EXERCISE: Restate, word for word, every line of the data.

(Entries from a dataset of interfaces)
- - - -
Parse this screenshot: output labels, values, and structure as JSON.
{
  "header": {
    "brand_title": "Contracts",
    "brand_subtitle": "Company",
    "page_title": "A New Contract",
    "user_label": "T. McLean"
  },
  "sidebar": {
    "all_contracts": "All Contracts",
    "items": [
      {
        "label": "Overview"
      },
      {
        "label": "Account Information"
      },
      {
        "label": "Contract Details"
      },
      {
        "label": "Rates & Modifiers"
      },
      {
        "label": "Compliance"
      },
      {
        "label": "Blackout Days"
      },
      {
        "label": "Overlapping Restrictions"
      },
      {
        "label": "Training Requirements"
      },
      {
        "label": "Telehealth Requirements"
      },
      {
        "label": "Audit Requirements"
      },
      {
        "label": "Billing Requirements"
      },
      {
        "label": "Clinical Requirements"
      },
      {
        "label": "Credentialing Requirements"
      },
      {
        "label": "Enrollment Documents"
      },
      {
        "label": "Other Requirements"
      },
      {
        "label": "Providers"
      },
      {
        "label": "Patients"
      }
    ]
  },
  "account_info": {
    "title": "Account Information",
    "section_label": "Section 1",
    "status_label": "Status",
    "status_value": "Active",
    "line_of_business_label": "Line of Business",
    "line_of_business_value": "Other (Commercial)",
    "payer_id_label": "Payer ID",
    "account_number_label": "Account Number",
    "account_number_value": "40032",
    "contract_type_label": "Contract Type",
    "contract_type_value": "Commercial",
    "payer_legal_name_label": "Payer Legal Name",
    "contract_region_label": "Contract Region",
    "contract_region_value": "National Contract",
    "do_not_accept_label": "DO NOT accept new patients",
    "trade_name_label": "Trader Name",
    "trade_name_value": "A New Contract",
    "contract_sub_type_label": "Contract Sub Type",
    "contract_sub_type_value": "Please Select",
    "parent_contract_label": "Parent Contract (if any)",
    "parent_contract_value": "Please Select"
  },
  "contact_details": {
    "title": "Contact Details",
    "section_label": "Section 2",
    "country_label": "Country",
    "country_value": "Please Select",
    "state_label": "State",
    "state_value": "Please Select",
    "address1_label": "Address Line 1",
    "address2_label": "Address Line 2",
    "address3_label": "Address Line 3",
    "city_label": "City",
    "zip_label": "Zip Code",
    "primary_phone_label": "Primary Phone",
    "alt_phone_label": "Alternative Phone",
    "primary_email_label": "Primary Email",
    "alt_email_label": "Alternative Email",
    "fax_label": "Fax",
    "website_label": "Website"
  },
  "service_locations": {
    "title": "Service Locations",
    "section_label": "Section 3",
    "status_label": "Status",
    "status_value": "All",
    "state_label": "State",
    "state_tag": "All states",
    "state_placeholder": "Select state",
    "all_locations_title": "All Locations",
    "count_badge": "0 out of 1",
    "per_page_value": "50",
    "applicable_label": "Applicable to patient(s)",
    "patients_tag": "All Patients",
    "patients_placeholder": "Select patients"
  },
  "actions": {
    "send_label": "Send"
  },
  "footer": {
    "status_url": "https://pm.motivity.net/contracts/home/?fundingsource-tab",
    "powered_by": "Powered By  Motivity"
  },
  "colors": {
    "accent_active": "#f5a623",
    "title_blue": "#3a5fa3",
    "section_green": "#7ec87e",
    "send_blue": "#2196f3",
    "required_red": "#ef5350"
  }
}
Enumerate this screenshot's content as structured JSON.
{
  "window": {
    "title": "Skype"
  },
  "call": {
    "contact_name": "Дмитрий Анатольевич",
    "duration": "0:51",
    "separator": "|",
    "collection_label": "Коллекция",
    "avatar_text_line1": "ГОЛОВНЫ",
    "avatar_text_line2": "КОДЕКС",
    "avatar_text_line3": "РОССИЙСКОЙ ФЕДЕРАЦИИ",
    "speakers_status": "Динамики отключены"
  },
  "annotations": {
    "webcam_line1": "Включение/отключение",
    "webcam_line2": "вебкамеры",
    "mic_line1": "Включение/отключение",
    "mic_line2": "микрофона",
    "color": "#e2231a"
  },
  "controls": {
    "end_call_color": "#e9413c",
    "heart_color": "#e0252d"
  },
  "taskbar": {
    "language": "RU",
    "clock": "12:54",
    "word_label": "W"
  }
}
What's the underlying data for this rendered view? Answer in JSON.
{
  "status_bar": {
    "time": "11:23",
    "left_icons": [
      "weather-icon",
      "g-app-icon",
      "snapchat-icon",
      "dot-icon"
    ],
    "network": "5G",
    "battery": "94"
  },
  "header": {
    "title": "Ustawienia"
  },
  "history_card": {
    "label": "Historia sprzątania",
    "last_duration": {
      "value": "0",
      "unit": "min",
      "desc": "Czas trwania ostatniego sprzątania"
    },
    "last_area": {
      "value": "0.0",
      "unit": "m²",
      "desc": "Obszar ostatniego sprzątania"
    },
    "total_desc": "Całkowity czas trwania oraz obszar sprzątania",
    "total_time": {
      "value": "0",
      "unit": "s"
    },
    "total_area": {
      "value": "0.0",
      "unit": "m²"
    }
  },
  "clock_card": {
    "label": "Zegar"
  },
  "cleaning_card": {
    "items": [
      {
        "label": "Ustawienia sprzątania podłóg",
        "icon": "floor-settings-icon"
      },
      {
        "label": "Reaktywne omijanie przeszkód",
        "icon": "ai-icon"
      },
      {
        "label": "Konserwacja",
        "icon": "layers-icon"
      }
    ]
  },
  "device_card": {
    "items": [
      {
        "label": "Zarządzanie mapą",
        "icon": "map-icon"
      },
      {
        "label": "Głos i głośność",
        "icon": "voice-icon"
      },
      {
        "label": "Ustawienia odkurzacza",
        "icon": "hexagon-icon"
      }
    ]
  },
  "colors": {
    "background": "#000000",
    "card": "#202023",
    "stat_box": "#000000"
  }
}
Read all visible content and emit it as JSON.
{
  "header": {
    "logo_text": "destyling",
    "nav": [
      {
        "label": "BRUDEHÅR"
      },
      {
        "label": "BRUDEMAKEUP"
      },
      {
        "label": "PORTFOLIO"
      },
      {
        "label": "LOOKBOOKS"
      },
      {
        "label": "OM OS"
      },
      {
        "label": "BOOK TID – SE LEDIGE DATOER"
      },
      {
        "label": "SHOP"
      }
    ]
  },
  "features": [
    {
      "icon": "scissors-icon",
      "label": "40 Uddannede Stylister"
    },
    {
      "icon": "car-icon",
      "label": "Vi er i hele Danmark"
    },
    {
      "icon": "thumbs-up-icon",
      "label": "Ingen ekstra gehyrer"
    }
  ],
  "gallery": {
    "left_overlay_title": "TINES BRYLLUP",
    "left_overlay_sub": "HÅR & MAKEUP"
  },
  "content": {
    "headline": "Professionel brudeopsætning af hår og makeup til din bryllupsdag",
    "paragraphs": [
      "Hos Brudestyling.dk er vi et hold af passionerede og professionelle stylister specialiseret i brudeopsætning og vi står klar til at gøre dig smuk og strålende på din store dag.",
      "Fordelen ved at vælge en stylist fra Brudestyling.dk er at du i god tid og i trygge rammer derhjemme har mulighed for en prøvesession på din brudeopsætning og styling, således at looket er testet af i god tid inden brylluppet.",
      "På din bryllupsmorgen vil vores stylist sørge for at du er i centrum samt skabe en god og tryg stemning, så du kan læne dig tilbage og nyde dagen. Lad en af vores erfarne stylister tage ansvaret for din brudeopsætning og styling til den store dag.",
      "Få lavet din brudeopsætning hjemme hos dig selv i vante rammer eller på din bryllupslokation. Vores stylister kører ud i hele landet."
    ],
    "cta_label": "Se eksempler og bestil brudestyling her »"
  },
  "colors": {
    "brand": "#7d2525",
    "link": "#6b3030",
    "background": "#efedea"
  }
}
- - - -
EXERCISE RESPONSE:
Parse this screenshot: output labels, values, and structure as JSON.
{
  "header": {
    "brand_title": "Contracts",
    "brand_subtitle": "Company",
    "page_title": "A New Contract",
    "user_label": "T. McLean"
  },
  "sidebar": {
    "all_contracts": "All Contracts",
    "items": [
      {
        "label": "Overview"
      },
      {
        "label": "Account Information"
      },
      {
        "label": "Contract Details"
      },
      {
        "label": "Rates & Modifiers"
      },
      {
        "label": "Compliance"
      },
      {
        "label": "Blackout Days"
      },
      {
        "label": "Overlapping Restrictions"
      },
      {
        "label": "Training Requirements"
      },
      {
        "label": "Telehealth Requirements"
      },
      {
        "label": "Audit Requirements"
      },
      {
        "label": "Billing Requirements"
      },
      {
        "label": "Clinical Requirements"
      },
      {
        "label": "Credentialing Requirements"
      },
      {
        "label": "Enrollment Documents"
      },
      {
        "label": "Other Requirements"
      },
      {
        "label": "Providers"
      },
      {
        "label": "Patients"
      }
    ]
  },
  "account_info": {
    "title": "Account Information",
    "section_label": "Section 1",
    "status_label": "Status",
    "status_value": "Active",
    "line_of_business_label": "Line of Business",
    "line_of_business_value": "Other (Commercial)",
    "payer_id_label": "Payer ID",
    "account_number_label": "Account Number",
    "account_number_value": "40032",
    "contract_type_label": "Contract Type",
    "contract_type_value": "Commercial",
    "payer_legal_name_label": "Payer Legal Name",
    "contract_region_label": "Contract Region",
    "contract_region_value": "National Contract",
    "do_not_accept_label": "DO NOT accept new patients",
    "trade_name_label": "Trader Name",
    "trade_name_value": "A New Contract",
    "contract_sub_type_label": "Contract Sub Type",
    "contract_sub_type_value": "Please Select",
    "parent_contract_label": "Parent Contract (if any)",
    "parent_contract_value": "Please Select"
  },
  "contact_details": {
    "title": "Contact Details",
    "section_label": "Section 2",
    "country_label": "Country",
    "country_value": "Please Select",
    "state_label": "State",
    "state_value": "Please Select",
    "address1_label": "Address Line 1",
    "address2_label": "Address Line 2",
    "address3_label": "Address Line 3",
    "city_label": "City",
    "zip_label": "Zip Code",
    "primary_phone_label": "Primary Phone",
    "alt_phone_label": "Alternative Phone",
    "primary_email_label": "Primary Email",
    "alt_email_label": "Alternative Email",
    "fax_label": "Fax",
    "website_label": "Website"
  },
  "service_locations": {
    "title": "Service Locations",
    "section_label": "Section 3",
    "status_label": "Status",
    "status_value": "All",
    "state_label": "State",
    "state_tag": "All states",
    "state_placeholder": "Select state",
    "all_locations_title": "All Locations",
    "count_badge": "0 out of 1",
    "per_page_value": "50",
    "applicable_label": "Applicable to patient(s)",
    "patients_tag": "All Patients",
    "patients_placeholder": "Select patients"
  },
  "actions": {
    "send_label": "Send"
  },
  "footer": {
    "status_url": "https://pm.motivity.net/contracts/home/?fundingsource-tab",
    "powered_by": "Powered By  Motivity"
  },
  "colors": {
    "accent_active": "#f5a623",
    "title_blue": "#3a5fa3",
    "section_green": "#7ec87e",
    "send_blue": "#2196f3",
    "required_red": "#ef5350"
  }
}
Enumerate this screenshot's content as structured JSON.
{
  "window": {
    "title": "Skype"
  },
  "call": {
    "contact_name": "Дмитрий Анатольевич",
    "duration": "0:51",
    "separator": "|",
    "collection_label": "Коллекция",
    "avatar_text_line1": "ГОЛОВНЫ",
    "avatar_text_line2": "КОДЕКС",
    "avatar_text_line3": "РОССИЙСКОЙ ФЕДЕРАЦИИ",
    "speakers_status": "Динамики отключены"
  },
  "annotations": {
    "webcam_line1": "Включение/отключение",
    "webcam_line2": "вебкамеры",
    "mic_line1": "Включение/отключение",
    "mic_line2": "микрофона",
    "color": "#e2231a"
  },
  "controls": {
    "end_call_color": "#e9413c",
    "heart_color": "#e0252d"
  },
  "taskbar": {
    "language": "RU",
    "clock": "12:54",
    "word_label": "W"
  }
}
What's the underlying data for this rendered view? Answer in JSON.
{
  "status_bar": {
    "time": "11:23",
    "left_icons": [
      "weather-icon",
      "g-app-icon",
      "snapchat-icon",
      "dot-icon"
    ],
    "network": "5G",
    "battery": "94"
  },
  "header": {
    "title": "Ustawienia"
  },
  "history_card": {
    "label": "Historia sprzątania",
    "last_duration": {
      "value": "0",
      "unit": "min",
      "desc": "Czas trwania ostatniego sprzątania"
    },
    "last_area": {
      "value": "0.0",
      "unit": "m²",
      "desc": "Obszar ostatniego sprzątania"
    },
    "total_desc": "Całkowity czas trwania oraz obszar sprzątania",
    "total_time": {
      "value": "0",
      "unit": "s"
    },
    "total_area": {
      "value": "0.0",
      "unit": "m²"
    }
  },
  "clock_card": {
    "label": "Zegar"
  },
  "cleaning_card": {
    "items": [
      {
        "label": "Ustawienia sprzątania podłóg",
        "icon": "floor-settings-icon"
      },
      {
        "label": "Reaktywne omijanie przeszkód",
        "icon": "ai-icon"
      },
      {
        "label": "Konserwacja",
        "icon": "layers-icon"
      }
    ]
  },
  "device_card": {
    "items": [
      {
        "label": "Zarządzanie mapą",
        "icon": "map-icon"
      },
      {
        "label": "Głos i głośność",
        "icon": "voice-icon"
      },
      {
        "label": "Ustawienia odkurzacza",
        "icon": "hexagon-icon"
      }
    ]
  },
  "colors": {
    "background": "#000000",
    "card": "#202023",
    "stat_box": "#000000"
  }
}
Read all visible content and emit it as JSON.
{
  "header": {
    "logo_text": "destyling",
    "nav": [
      {
        "label": "BRUDEHÅR"
      },
      {
        "label": "BRUDEMAKEUP"
      },
      {
        "label": "PORTFOLIO"
      },
      {
        "label": "LOOKBOOKS"
      },
      {
        "label": "OM OS"
      },
      {
        "label": "BOOK TID – SE LEDIGE DATOER"
      },
      {
        "label": "SHOP"
      }
    ]
  },
  "features": [
    {
      "icon": "scissors-icon",
      "label": "40 Uddannede Stylister"
    },
    {
      "icon": "car-icon",
      "label": "Vi er i hele Danmark"
    },
    {
      "icon": "thumbs-up-icon",
      "label": "Ingen ekstra gehyrer"
    }
  ],
  "gallery": {
    "left_overlay_title": "TINES BRYLLUP",
    "left_overlay_sub": "HÅR & MAKEUP"
  },
  "content": {
    "headline": "Professionel brudeopsætning af hår og makeup til din bryllupsdag",
    "paragraphs": [
      "Hos Brudestyling.dk er vi et hold af passionerede og professionelle stylister specialiseret i brudeopsætning og vi står klar til at gøre dig smuk og strålende på din store dag.",
      "Fordelen ved at vælge en stylist fra Brudestyling.dk er at du i god tid og i trygge rammer derhjemme har mulighed for en prøvesession på din brudeopsætning og styling, således at looket er testet af i god tid inden brylluppet.",
      "På din bryllupsmorgen vil vores stylist sørge for at du er i centrum samt skabe en god og tryg stemning, så du kan læne dig tilbage og nyde dagen. Lad en af vores erfarne stylister tage ansvaret for din brudeopsætning og styling til den store dag.",
      "Få lavet din brudeopsætning hjemme hos dig selv i vante rammer eller på din bryllupslokation. Vores stylister kører ud i hele landet."
    ],
    "cta_label": "Se eksempler og bestil brudestyling her »"
  },
  "colors": {
    "brand": "#7d2525",
    "link": "#6b3030",
    "background": "#efedea"
  }
}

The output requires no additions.